Brief = Scan the material and copy every line in which "text" appears.

_ _ _ _ _ _ _

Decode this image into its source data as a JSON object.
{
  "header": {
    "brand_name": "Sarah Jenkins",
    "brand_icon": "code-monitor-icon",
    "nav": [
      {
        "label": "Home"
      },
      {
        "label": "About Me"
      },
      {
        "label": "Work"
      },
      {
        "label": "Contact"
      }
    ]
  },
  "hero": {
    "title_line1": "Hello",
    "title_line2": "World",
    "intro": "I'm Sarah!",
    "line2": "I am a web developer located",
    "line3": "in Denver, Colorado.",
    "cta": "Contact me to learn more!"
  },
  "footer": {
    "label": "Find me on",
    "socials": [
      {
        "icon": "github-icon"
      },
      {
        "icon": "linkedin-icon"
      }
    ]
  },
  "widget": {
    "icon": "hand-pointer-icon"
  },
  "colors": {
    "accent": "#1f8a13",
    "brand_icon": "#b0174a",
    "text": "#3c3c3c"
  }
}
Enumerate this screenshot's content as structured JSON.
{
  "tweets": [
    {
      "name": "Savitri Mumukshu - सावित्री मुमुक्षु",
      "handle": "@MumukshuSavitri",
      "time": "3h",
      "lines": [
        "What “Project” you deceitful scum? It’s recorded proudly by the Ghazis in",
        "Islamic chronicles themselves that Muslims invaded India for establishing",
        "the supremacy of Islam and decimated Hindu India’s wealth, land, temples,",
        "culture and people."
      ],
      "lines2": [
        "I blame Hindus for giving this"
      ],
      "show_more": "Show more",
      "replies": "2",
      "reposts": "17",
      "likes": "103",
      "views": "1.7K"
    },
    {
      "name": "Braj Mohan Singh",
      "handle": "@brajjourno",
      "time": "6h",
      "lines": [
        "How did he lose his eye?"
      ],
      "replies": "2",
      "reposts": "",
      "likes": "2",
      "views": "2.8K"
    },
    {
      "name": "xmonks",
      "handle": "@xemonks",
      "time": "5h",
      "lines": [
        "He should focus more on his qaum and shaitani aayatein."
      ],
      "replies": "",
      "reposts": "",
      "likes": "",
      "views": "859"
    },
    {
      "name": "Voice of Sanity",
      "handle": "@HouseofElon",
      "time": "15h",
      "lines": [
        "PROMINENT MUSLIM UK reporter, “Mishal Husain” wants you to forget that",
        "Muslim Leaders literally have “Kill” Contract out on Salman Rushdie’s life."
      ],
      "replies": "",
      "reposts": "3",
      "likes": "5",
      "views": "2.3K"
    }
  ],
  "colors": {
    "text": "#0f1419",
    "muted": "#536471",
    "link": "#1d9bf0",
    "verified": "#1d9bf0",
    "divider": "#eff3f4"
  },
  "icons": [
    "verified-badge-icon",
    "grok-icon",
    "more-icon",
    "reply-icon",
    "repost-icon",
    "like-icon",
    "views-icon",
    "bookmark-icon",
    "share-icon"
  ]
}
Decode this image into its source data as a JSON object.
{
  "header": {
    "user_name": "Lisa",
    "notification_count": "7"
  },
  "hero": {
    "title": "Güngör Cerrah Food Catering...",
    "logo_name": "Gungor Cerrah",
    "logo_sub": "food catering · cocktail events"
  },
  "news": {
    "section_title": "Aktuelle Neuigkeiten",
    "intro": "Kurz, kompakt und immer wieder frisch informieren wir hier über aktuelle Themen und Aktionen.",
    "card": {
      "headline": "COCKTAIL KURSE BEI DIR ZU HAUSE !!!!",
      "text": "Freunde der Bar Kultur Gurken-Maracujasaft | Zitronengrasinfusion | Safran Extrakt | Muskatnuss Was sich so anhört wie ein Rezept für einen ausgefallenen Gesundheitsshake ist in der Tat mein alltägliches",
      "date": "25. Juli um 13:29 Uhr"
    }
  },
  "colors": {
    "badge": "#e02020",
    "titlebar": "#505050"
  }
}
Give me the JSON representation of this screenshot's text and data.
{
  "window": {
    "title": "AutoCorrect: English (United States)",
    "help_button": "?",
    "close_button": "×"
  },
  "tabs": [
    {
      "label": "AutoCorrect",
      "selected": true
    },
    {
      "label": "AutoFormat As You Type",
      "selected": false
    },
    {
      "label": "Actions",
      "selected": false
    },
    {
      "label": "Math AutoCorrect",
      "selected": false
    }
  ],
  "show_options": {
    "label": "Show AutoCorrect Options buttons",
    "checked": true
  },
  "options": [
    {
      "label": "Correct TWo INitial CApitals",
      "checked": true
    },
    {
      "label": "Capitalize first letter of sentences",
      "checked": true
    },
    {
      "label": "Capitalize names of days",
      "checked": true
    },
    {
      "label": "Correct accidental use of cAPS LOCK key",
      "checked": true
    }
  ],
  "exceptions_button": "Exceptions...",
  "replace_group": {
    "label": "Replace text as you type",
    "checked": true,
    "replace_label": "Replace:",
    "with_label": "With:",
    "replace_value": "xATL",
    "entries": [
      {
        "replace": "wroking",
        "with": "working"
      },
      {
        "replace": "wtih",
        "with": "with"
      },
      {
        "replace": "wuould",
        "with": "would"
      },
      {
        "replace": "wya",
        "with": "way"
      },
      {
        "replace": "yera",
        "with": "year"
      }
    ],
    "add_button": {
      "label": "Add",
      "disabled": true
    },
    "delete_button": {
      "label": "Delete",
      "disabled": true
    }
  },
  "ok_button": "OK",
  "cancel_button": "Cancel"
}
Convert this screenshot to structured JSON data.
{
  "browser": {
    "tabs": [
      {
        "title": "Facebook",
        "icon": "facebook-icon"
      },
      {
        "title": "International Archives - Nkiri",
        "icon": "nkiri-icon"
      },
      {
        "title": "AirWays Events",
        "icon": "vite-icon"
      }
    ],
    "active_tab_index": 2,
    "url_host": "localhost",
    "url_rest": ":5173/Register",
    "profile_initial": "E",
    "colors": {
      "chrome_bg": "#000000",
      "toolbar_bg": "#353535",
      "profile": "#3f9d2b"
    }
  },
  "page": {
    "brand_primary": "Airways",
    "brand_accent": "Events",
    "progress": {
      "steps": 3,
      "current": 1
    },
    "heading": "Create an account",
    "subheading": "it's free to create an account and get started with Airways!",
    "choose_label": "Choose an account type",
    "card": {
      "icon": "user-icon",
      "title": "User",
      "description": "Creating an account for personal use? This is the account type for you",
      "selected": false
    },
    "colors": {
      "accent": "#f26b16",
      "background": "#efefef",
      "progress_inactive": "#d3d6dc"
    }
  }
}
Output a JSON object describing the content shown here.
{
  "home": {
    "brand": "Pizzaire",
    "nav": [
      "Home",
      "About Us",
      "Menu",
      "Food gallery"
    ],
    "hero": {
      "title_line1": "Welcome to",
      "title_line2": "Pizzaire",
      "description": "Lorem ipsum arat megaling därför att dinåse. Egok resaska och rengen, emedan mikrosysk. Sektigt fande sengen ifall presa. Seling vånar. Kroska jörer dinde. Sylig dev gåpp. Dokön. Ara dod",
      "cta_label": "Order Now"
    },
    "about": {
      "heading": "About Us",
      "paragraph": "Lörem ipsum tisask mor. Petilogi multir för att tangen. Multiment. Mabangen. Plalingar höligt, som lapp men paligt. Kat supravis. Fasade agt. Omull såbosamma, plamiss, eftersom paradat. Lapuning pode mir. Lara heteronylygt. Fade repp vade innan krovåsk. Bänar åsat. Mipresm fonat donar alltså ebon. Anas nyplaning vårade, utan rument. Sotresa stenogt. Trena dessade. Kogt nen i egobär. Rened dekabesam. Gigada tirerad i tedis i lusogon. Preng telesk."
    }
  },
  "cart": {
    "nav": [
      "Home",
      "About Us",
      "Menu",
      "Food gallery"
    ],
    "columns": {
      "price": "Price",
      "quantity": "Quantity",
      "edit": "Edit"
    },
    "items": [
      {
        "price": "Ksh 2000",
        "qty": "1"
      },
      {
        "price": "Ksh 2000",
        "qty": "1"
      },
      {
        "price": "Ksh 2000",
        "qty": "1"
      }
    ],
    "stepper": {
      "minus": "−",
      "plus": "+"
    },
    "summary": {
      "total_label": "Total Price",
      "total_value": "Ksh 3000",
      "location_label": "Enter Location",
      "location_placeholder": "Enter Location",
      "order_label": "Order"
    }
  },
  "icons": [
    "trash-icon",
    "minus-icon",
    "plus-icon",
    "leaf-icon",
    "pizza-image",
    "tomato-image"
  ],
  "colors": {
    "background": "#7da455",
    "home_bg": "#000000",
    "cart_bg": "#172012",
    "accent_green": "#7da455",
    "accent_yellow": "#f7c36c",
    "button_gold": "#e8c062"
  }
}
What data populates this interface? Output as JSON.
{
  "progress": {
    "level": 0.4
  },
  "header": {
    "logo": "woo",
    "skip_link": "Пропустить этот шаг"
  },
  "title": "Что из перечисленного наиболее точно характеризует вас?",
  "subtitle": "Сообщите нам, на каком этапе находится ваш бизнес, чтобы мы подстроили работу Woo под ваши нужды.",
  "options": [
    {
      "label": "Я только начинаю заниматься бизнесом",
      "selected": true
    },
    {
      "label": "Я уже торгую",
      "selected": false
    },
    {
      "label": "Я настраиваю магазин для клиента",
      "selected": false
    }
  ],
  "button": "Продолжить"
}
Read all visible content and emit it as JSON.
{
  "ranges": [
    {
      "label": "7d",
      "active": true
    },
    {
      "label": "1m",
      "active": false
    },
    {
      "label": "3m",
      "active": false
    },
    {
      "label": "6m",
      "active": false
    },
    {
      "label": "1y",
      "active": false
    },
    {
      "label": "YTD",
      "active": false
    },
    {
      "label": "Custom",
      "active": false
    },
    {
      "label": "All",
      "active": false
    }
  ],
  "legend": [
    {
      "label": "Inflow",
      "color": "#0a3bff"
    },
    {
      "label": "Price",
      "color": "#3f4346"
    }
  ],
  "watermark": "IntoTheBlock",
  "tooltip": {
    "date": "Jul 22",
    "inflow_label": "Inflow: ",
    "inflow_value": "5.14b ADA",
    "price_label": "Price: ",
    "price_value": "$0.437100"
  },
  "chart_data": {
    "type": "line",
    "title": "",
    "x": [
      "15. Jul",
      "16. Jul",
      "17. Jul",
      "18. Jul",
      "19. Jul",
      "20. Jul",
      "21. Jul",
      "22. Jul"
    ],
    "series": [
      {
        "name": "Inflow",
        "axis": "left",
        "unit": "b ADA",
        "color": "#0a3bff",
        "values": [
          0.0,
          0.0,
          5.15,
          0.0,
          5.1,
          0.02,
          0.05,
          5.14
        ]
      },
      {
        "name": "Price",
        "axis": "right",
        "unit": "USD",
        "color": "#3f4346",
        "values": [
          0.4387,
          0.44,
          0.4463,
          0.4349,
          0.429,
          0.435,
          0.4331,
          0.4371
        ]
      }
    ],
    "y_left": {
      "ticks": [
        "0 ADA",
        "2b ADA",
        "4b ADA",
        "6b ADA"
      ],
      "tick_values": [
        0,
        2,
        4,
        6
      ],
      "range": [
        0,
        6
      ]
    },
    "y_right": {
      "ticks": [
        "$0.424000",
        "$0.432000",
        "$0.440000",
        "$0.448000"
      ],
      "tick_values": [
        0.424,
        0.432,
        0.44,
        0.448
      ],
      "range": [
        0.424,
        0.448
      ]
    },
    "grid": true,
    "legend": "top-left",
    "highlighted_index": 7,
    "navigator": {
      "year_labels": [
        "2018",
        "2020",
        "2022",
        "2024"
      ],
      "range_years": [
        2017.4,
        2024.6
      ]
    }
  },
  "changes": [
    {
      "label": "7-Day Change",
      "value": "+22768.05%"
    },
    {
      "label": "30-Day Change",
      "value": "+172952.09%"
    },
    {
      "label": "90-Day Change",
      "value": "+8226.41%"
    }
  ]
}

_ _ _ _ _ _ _

Response for this exercise =
    "text": "#3c3c3c"
    "text": "#0f1419",
      "text": "Freunde der Bar Kultur Gurken-Maracujasaft | Zitronengrasinfusion | Safran Extrakt | Muskatnuss Was sich so anhört wie ein Rezept für einen ausgefallenen Gesundheitsshake ist in der Tat mein alltägliches",
Give me the JSON representation of this screenshot's text and data.
    "label": "Replace text as you type",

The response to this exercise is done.